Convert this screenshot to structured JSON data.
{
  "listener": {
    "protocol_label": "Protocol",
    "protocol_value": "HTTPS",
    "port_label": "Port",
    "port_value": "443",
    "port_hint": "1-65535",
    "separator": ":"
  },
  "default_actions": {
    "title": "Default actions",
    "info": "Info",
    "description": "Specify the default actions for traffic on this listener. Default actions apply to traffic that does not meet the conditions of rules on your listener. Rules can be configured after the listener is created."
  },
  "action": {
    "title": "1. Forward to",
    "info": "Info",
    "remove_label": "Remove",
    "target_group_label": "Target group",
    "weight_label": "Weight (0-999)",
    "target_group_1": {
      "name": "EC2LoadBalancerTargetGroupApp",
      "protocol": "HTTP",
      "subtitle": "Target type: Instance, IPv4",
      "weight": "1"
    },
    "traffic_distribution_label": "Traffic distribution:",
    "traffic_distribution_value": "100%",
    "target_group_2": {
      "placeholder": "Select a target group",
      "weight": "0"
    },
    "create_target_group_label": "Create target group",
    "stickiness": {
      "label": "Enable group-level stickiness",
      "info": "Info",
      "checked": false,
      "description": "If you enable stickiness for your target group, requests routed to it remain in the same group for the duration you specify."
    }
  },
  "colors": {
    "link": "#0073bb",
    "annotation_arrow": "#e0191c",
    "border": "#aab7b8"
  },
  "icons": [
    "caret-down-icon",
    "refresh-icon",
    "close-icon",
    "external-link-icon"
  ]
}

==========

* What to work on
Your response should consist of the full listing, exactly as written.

* Written answer
Convert this screenshot to structured JSON data.
{
  "listener": {
    "protocol_label": "Protocol",
    "protocol_value": "HTTPS",
    "port_label": "Port",
    "port_value": "443",
    "port_hint": "1-65535",
    "separator": ":"
  },
  "default_actions": {
    "title": "Default actions",
    "info": "Info",
    "description": "Specify the default actions for traffic on this listener. Default actions apply to traffic that does not meet the conditions of rules on your listener. Rules can be configured after the listener is created."
  },
  "action": {
    "title": "1. Forward to",
    "info": "Info",
    "remove_label": "Remove",
    "target_group_label": "Target group",
    "weight_label": "Weight (0-999)",
    "target_group_1": {
      "name": "EC2LoadBalancerTargetGroupApp",
      "protocol": "HTTP",
      "subtitle": "Target type: Instance, IPv4",
      "weight": "1"
    },
    "traffic_distribution_label": "Traffic distribution:",
    "traffic_distribution_value": "100%",
    "target_group_2": {
      "placeholder": "Select a target group",
      "weight": "0"
    },
    "create_target_group_label": "Create target group",
    "stickiness": {
      "label": "Enable group-level stickiness",
      "info": "Info",
      "checked": false,
      "description": "If you enable stickiness for your target group, requests routed to it remain in the same group for the duration you specify."
    }
  },
  "colors": {
    "link": "#0073bb",
    "annotation_arrow": "#e0191c",
    "border": "#aab7b8"
  },
  "icons": [
    "caret-down-icon",
    "refresh-icon",
    "close-icon",
    "external-link-icon"
  ]
}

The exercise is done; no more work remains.